◆ TASK REQUIREMENTS:
Copy out each line of the listing that has the word "bias" in it.

◆ PROVIDED DATA:
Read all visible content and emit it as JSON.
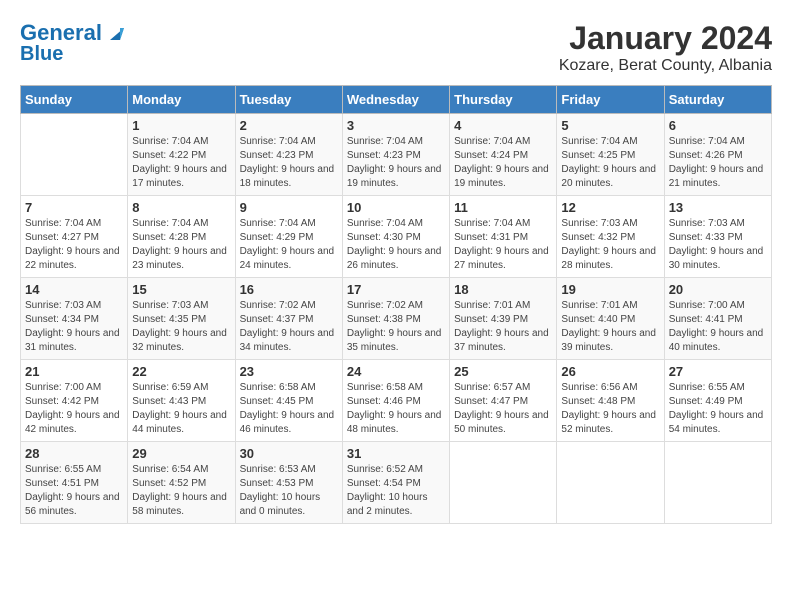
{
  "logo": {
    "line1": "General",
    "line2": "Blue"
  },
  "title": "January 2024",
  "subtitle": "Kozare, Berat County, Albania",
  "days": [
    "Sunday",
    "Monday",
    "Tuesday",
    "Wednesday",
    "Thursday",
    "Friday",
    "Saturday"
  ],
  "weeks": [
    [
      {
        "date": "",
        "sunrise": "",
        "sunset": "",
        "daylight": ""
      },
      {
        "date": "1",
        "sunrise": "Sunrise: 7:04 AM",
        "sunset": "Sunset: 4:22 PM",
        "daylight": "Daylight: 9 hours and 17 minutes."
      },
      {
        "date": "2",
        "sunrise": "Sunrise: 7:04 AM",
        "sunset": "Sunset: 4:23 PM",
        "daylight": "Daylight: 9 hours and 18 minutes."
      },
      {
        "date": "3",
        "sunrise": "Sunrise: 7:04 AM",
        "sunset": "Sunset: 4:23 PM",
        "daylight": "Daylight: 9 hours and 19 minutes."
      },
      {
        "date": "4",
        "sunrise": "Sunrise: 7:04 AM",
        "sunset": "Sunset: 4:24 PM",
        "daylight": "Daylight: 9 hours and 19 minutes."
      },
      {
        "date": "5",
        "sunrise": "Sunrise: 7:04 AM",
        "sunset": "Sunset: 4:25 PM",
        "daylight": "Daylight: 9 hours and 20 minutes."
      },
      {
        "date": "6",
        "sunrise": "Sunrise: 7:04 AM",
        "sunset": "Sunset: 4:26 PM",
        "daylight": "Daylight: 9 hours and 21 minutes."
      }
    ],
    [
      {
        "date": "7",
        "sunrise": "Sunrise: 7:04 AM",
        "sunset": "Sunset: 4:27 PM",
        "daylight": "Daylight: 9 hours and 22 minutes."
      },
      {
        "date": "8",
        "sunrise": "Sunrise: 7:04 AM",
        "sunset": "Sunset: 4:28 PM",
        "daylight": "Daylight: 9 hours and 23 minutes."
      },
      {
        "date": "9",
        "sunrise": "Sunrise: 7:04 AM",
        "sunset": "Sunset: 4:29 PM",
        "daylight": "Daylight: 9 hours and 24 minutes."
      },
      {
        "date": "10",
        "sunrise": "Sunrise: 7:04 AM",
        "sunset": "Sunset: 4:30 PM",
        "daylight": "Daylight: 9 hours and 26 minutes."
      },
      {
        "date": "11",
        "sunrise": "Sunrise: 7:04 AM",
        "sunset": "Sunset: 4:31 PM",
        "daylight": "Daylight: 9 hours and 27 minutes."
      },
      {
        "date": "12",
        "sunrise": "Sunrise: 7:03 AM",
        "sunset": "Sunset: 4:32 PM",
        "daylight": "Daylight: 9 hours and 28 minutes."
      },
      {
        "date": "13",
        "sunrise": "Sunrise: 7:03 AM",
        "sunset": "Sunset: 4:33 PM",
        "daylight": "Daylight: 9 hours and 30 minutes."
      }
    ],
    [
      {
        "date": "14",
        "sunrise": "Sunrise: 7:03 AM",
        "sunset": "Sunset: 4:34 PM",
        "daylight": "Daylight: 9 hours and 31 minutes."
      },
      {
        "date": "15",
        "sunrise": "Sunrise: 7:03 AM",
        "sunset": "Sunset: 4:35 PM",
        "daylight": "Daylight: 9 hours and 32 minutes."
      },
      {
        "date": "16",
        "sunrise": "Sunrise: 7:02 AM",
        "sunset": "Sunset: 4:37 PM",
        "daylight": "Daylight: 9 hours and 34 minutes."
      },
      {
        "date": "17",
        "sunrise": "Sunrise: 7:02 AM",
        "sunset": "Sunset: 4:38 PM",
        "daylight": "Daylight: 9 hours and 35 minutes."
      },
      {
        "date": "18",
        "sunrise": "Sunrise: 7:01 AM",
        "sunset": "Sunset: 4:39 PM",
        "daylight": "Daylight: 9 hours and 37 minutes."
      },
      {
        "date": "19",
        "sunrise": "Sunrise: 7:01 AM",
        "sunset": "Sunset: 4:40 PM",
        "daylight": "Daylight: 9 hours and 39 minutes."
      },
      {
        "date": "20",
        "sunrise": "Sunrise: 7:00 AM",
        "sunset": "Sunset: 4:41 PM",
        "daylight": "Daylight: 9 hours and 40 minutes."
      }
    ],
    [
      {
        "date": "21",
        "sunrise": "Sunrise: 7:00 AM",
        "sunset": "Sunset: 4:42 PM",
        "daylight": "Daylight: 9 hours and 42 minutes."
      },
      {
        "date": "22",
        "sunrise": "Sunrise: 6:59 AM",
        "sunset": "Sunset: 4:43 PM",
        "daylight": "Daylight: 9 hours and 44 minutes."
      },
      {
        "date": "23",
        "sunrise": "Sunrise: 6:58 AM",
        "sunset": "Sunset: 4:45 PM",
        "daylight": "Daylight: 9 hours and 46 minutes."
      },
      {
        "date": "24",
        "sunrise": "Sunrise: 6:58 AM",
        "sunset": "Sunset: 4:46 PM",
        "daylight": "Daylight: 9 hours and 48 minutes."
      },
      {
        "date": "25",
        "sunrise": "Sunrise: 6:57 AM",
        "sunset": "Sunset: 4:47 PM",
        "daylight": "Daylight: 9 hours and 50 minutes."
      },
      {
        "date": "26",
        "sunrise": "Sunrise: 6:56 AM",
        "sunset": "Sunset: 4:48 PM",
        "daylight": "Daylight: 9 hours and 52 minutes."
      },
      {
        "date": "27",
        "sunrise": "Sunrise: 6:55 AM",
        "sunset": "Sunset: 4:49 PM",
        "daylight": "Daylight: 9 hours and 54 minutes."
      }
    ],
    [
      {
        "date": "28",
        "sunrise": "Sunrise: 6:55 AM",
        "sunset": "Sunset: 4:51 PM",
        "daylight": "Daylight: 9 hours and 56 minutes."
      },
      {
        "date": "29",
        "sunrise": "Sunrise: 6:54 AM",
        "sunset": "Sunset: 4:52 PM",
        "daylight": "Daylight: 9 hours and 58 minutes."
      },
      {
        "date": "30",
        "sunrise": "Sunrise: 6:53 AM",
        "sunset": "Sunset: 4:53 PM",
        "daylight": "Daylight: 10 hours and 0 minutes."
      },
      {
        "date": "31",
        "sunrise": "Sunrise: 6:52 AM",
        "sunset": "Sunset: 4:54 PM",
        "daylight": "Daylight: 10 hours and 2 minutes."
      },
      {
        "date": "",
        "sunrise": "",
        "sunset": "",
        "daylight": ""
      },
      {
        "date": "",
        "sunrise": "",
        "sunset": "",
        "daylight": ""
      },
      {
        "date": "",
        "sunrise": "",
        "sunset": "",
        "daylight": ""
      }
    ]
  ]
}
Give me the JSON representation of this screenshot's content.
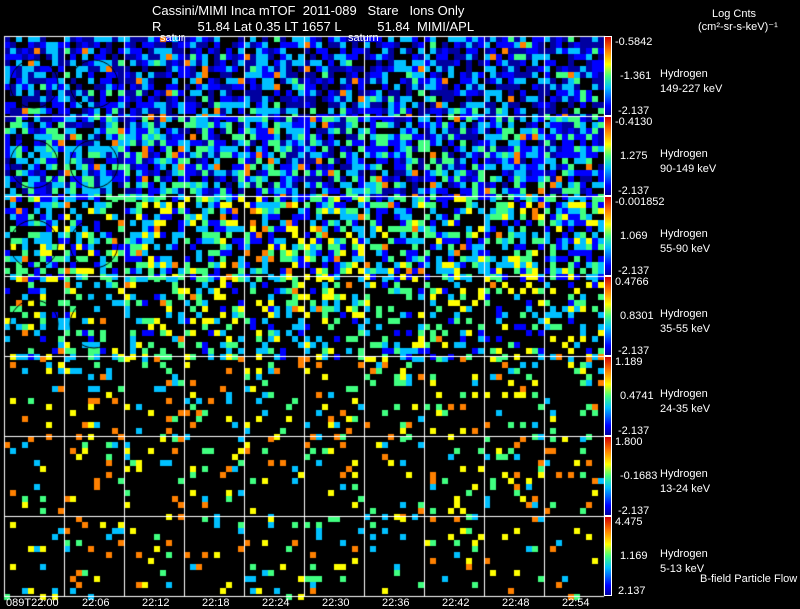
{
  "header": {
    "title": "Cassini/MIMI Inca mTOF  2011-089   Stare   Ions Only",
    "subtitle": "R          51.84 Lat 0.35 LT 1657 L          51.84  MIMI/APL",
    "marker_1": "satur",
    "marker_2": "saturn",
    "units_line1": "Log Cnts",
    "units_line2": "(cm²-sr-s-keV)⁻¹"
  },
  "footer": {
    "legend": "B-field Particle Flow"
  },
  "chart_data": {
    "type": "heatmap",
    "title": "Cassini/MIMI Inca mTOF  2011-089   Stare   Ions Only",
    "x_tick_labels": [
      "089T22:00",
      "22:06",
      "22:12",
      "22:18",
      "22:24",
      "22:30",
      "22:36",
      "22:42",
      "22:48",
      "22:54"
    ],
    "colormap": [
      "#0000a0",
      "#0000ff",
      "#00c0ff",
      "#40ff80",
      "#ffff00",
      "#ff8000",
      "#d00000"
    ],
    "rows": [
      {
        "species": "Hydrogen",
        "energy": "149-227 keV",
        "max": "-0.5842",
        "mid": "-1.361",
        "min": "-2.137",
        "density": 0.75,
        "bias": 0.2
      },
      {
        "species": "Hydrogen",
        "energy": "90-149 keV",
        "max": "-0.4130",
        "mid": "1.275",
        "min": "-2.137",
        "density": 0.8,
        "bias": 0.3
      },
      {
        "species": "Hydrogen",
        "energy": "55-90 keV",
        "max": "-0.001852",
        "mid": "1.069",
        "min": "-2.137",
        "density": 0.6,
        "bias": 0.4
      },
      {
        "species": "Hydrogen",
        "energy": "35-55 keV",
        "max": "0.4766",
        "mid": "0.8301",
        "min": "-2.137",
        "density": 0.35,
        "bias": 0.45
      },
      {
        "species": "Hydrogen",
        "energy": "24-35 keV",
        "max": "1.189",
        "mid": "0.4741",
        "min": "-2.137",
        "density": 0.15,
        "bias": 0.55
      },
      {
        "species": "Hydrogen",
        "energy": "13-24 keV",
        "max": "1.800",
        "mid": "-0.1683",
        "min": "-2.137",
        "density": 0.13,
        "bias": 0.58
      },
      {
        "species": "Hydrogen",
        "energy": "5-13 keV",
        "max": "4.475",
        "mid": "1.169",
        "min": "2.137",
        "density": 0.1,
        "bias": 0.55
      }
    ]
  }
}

◆ YOUR RESPONSE:
        "bias": 0.2
        "bias": 0.3
        "bias": 0.4
        "bias": 0.45
        "bias": 0.55
        "bias": 0.58
        "bias": 0.55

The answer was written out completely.